Maria would find comfort in belting out her sorrows in the bars and clubs of Lisbon’s Barrio Alto, while strumming along on her guitarra Portuguesa (a twelve-string, mandolin-like instrument, possibly of Moorish origin). She started a tradition with her simple chord progressions and heartfelt cries and moans. A tradition that is very alive and well to this day in clubs and bars in the same areas of Lisboa.
People began to call this music fado. Literally, fado means fate but, as with many other Portuguese words, it implies so much more. Life, love, death, sorrow, betrayal, revenge, friendship--the very nature of life and those things that evoke saudade, another word that has no direct translation to English. Saudade is a yearning for something, some direction life was supposed to take, a love that chose another, betrayal, loss...things that cannot be or that never were, fado is what's left. Everyone has their own fado, it's a personal thing.
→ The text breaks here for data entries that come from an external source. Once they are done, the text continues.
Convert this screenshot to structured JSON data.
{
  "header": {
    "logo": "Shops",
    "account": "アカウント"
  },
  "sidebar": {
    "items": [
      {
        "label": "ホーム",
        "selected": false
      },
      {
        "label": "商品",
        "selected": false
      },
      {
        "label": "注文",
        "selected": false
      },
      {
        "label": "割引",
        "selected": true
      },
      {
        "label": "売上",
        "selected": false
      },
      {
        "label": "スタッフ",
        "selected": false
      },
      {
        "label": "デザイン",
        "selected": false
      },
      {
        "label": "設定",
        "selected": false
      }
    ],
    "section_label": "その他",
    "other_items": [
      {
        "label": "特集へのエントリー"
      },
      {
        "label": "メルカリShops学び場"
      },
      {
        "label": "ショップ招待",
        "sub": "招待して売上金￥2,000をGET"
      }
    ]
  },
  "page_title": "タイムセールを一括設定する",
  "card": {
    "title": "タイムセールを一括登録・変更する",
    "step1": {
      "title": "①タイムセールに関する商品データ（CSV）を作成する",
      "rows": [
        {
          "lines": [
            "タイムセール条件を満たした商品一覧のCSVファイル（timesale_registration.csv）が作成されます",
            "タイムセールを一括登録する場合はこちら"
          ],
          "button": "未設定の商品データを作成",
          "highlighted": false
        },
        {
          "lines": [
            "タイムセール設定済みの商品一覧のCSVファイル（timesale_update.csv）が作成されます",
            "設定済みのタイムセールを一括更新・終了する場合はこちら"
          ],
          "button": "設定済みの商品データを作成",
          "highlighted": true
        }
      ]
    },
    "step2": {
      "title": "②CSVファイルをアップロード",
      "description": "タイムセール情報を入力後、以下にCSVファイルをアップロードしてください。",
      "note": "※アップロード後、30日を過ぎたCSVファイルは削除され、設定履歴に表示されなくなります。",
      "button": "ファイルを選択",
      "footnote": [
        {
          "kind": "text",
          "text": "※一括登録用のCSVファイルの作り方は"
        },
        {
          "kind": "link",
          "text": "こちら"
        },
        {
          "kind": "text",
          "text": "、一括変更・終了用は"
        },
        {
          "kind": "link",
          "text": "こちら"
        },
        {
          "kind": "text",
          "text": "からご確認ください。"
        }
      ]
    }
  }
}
And a global one too, fadistas today, come from all over the Portuguese speaking world. I started the set with one such as that-- the new queen of the fado, Mariza, whom I also played on Monday. This time it was her sombre "Meu Fado Meu" that I worked into the deep baritone of Carlos Ramos' "Valeu a Pena" to show the fine work the gents bring to the genre. Ana Moura's "Fado Menor" shows a diverse side to the genre, as Moura is of Angolan-Portuguese origin and is part of the young vanguard of singers who are keeping the tradition alive. She was 'discovered' by the legendary Maria Da Fé who I also have in the set with her crucial, "Fado Alfama." The Alfama is not only the subject of her fado, it is the legendary birthplace of the genre as well as being the oldest part of the city; and very appropriately played today. Da Fé, y'all' is one of my all-time favorites...something about the voice.
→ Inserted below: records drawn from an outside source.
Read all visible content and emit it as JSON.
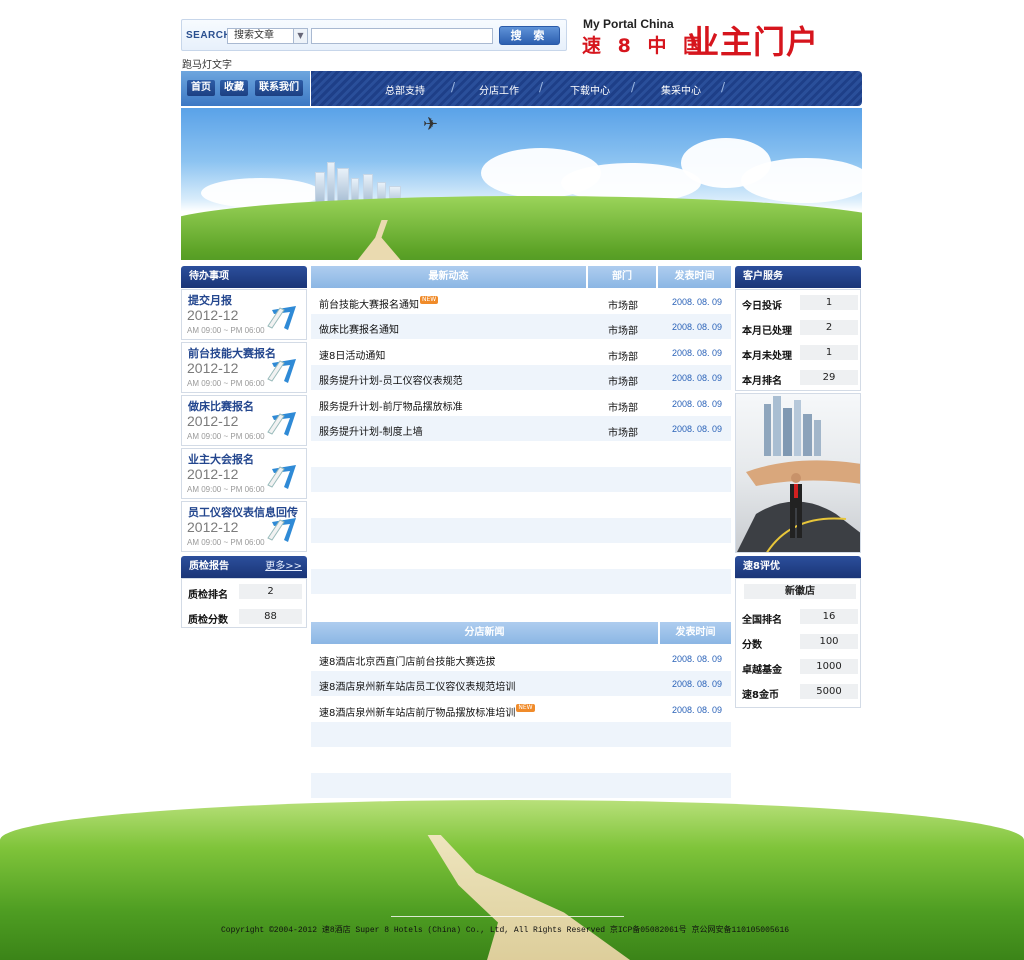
{
  "search": {
    "label": "SEARCH",
    "select_value": "搜索文章",
    "input_value": "",
    "button": "搜 索"
  },
  "marquee": "跑马灯文字",
  "brand": {
    "en": "My Portal China",
    "cn": "速 8 中 国",
    "big": "业主门户"
  },
  "nav_left": [
    "首页",
    "收藏",
    "联系我们"
  ],
  "nav_right": [
    "总部支持",
    "分店工作",
    "下载中心",
    "集采中心"
  ],
  "todo": {
    "title": "待办事项",
    "items": [
      {
        "title": "提交月报",
        "date": "2012-12",
        "hours": "AM 09:00 ~ PM 06:00"
      },
      {
        "title": "前台技能大赛报名",
        "date": "2012-12",
        "hours": "AM 09:00 ~ PM 06:00"
      },
      {
        "title": "做床比赛报名",
        "date": "2012-12",
        "hours": "AM 09:00 ~ PM 06:00"
      },
      {
        "title": "业主大会报名",
        "date": "2012-12",
        "hours": "AM 09:00 ~ PM 06:00"
      },
      {
        "title": "员工仪容仪表信息回传",
        "date": "2012-12",
        "hours": "AM 09:00 ~ PM 06:00"
      }
    ]
  },
  "quality": {
    "title": "质检报告",
    "more": "更多>>",
    "rows": [
      {
        "k": "质检排名",
        "v": "2"
      },
      {
        "k": "质检分数",
        "v": "88"
      }
    ]
  },
  "latest": {
    "headers": [
      "最新动态",
      "部门",
      "发表时间"
    ],
    "rows": [
      {
        "title": "前台技能大赛报名通知",
        "new": true,
        "dept": "市场部",
        "date": "2008. 08. 09"
      },
      {
        "title": "做床比赛报名通知",
        "new": false,
        "dept": "市场部",
        "date": "2008. 08. 09"
      },
      {
        "title": "速8日活动通知",
        "new": false,
        "dept": "市场部",
        "date": "2008. 08. 09"
      },
      {
        "title": "服务提升计划-员工仪容仪表规范",
        "new": false,
        "dept": "市场部",
        "date": "2008. 08. 09"
      },
      {
        "title": "服务提升计划-前厅物品摆放标准",
        "new": false,
        "dept": "市场部",
        "date": "2008. 08. 09"
      },
      {
        "title": "服务提升计划-制度上墙",
        "new": false,
        "dept": "市场部",
        "date": "2008. 08. 09"
      }
    ]
  },
  "branch_news": {
    "headers": [
      "分店新闻",
      "发表时间"
    ],
    "rows": [
      {
        "title": "速8酒店北京西直门店前台技能大赛选拔",
        "new": false,
        "date": "2008. 08. 09"
      },
      {
        "title": "速8酒店泉州新车站店员工仪容仪表规范培训",
        "new": false,
        "date": "2008. 08. 09"
      },
      {
        "title": "速8酒店泉州新车站店前厅物品摆放标准培训",
        "new": true,
        "date": "2008. 08. 09"
      }
    ]
  },
  "new_badge": "NEW",
  "customer": {
    "title": "客户服务",
    "rows": [
      {
        "k": "今日投诉",
        "v": "1"
      },
      {
        "k": "本月已处理",
        "v": "2"
      },
      {
        "k": "本月未处理",
        "v": "1"
      },
      {
        "k": "本月排名",
        "v": "29"
      }
    ]
  },
  "rating": {
    "title": "速8评优",
    "store": "新徽店",
    "rows": [
      {
        "k": "全国排名",
        "v": "16"
      },
      {
        "k": "分数",
        "v": "100"
      },
      {
        "k": "卓越基金",
        "v": "1000"
      },
      {
        "k": "速8金币",
        "v": "5000"
      }
    ]
  },
  "footer": "Copyright ©2004-2012 速8酒店 Super 8 Hotels (China) Co., Ltd, All Rights Reserved 京ICP备05082061号 京公网安备110105005616",
  "colors": {
    "navy": "#1e3f88",
    "light_blue": "#9cc2eb",
    "brand_red": "#d6151d",
    "date_blue": "#2a62b8",
    "new_orange": "#f08b2a"
  }
}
Voices which all of these performers have in reserve and few as stylish as the great Carlos do Carmo, whose "Barrio Alto" ends the set today. The Barrio in question the same where Maria Severa sang, immortalized in his song. Barrio Alto is also one of my favorite spots in the city, perched above the Rossio and the Baixa Chiado and accessed via antique elevadores and electric trams, a trip so quaint I get all nostalgic... perhaps I have a fado in me to sing too... In any case I played some beautiful music today, if you missed it, here it is. Tune in on Friday for a fado finale!
Sound Travels Wednesday : Portuguese Fado
1. Mariza : "Meu Fado Meu"
2. Carlos Ramos : "Valeu a Pena"
3. Ana Moura : "Fado Menor"
4. Celese Rodriguez : "Vinte Anos"
5. Maria Da Fé : "Fado Alfama"
6. Carlos do Carlo : "Barrio Alto"